I listened to a couple of great podcasts this morning. I’ve been reading about the TED conference for years and dreaming of the day when I’ll get an invite. I recently found out they had a few podcasts up from their 2006 conference and I threw a couple of them onto my iPod. One by Al Gore and one by Tony Robbins.

Now I’m not an American and so pretty much all I knew about Al Gore before his film "An Inconvenient Truth" started being promoted, I learned from David Letterman. You know – the guy has the personality of a block of wood. He thinks he is Tim Berners-Lee. Etc. Here’s what I learned from the podcast I heard this morning – this guy is F U N N Y. And passionate about climate change. It’s an excellent podcast, please go listen to it, then subscribe to our new podcast "Treading Lightly" to keep learning more about what each of us can do to become carbon neutral.

Now… Tony Robbins. I know what most of you think about Tony Robbins. But I’ll tell you a secret. There was a time in my life, when I was about 20, when I would go sit in cafes a few nights a week and I’d read Tony Robbins’ books and take lots of notes about me, my life, where I was going, what I wanted to do. I won’t say his books were the only influence in my life, but when I started reading them I had no university education, grew up on the wrong side of the tracks in a country Queensland town, and was working dead-end cubicle jobs making about $20k a year. And – most importantly – I was unhappy. Miserable. Eight years later I was working at Microsoft, traveling the world, making $150k a year. And still miserable. But hey – I was miserable at a higher standard of living. And I could afford a good shrink. 🙂

So anyway, the Tony Robbins talk at TED is about emotion and how it motivates you. He says that from his experience, the key element that makes the difference in people’s success isn’t their education or resources. It’s their emotional motivation.  It struck a note with me because last Friday was an interesting day.

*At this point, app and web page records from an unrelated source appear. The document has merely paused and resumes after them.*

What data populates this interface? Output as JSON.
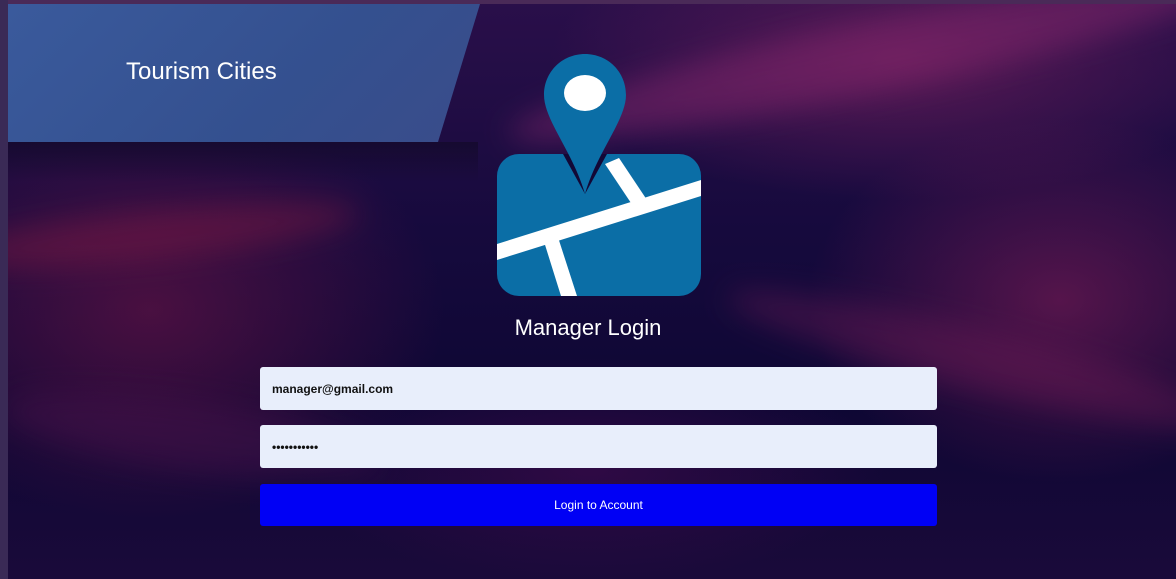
{
  "header": {
    "brand_title": "Tourism Cities"
  },
  "logo": {
    "icon": "map-location-pin-icon",
    "colors": {
      "primary": "#0b6ea6",
      "road": "#ffffff"
    }
  },
  "login_form": {
    "title": "Manager Login",
    "email": {
      "value": "manager@gmail.com"
    },
    "password": {
      "masked_value": "•••••••••••"
    },
    "submit_label": "Login to Account"
  },
  "theme": {
    "input_background": "#e8eefb",
    "button_color": "#0000f5",
    "banner_color": "#3a5a9c"
  }
}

I can’t go into details, but about 9.30 in the morning I got some disappointing news. Extremely disappointing news. Now, fortunately for me, I was scheduled to record an episode of my Napoleon podcast with J. David Markham that morning and I decided not to cancel it but to press on. Good decision. Talking with David about Napoleon for an hour always perks me up and makes me think "What Would Napoleon Do?". So by the time I had finished that show I was determined to use the circumstances to motivate me, not allow it to depress me. I jumped on the phone. I sent some emails. I worked harder. I felt energized. And then something happened. Now the thing that happened (again, I can’t go into details)  had nothing directly to do with my efforts of the previous few hours. It came out of the blue. But I can’t help feel that somehow, my decision to jump back on the horse and turn things to me advantage, had something to do with it. Somehow. Don’t ask me to explain it. But the day ended MUCH better than it started.

On Thursday I was with Father Bob and we were arguing about unions and people who cry that they are being mistreated by their employers. Industrial relations and all that jazz. I told Bob I don’t buy it. If you don’t like your job; if you don’t like your boss; if you don’t like your life – do something about it. Read a book. Read a thousand books. Figure out how to make your life different. Go to your local library and read biographies on people who did extraordinary things with their lives. That was the best piece of advice I was ever given, when I was about 20 years old, when I was fortunate to have a late night coffee with a guy called Peter Daniels. He told me "invest 10% of your net income into books which will increase your value in the marketplace". I tried and it’s hard to read that many books. But I gave it my best shot. And I still do.

Now, of course, there are some things reading a book won’t fix for you. If you are a quad like my mate Dave The Lifekludger, reading a book won’t fix that. But Dave isn’t a guy who seems to lack motivation. I’d put Dave in the top 1% of motivated people I know. If you are mentally challenged, reading a thousand books may not help you. But then again, usually the most successful people I’ve met weren’t the brightest people I’ve met (okay, Bill Gates is the exception). They people I’ve met who seem to have accomplished the most are usually passionate and singularly focused. I admire that last trait a lot because I’m ADD and can’t focus on anything longer than….

Sorry, just had to check my email. Where was I?

Oh, right. Get emotional. Use your circumstances to your advantage whenever you can. When something bad happens to you, ask yourself "how I can I use this to my benefit?". Get pissed off. Tell yourself you aren’t going to stay like this any longer. Go to your local library and get out biographies on people you admire. Read about what motivated them. Read about the challenges they faced along the way and how they overcame them. As James Brown said: Get On The Good Foot!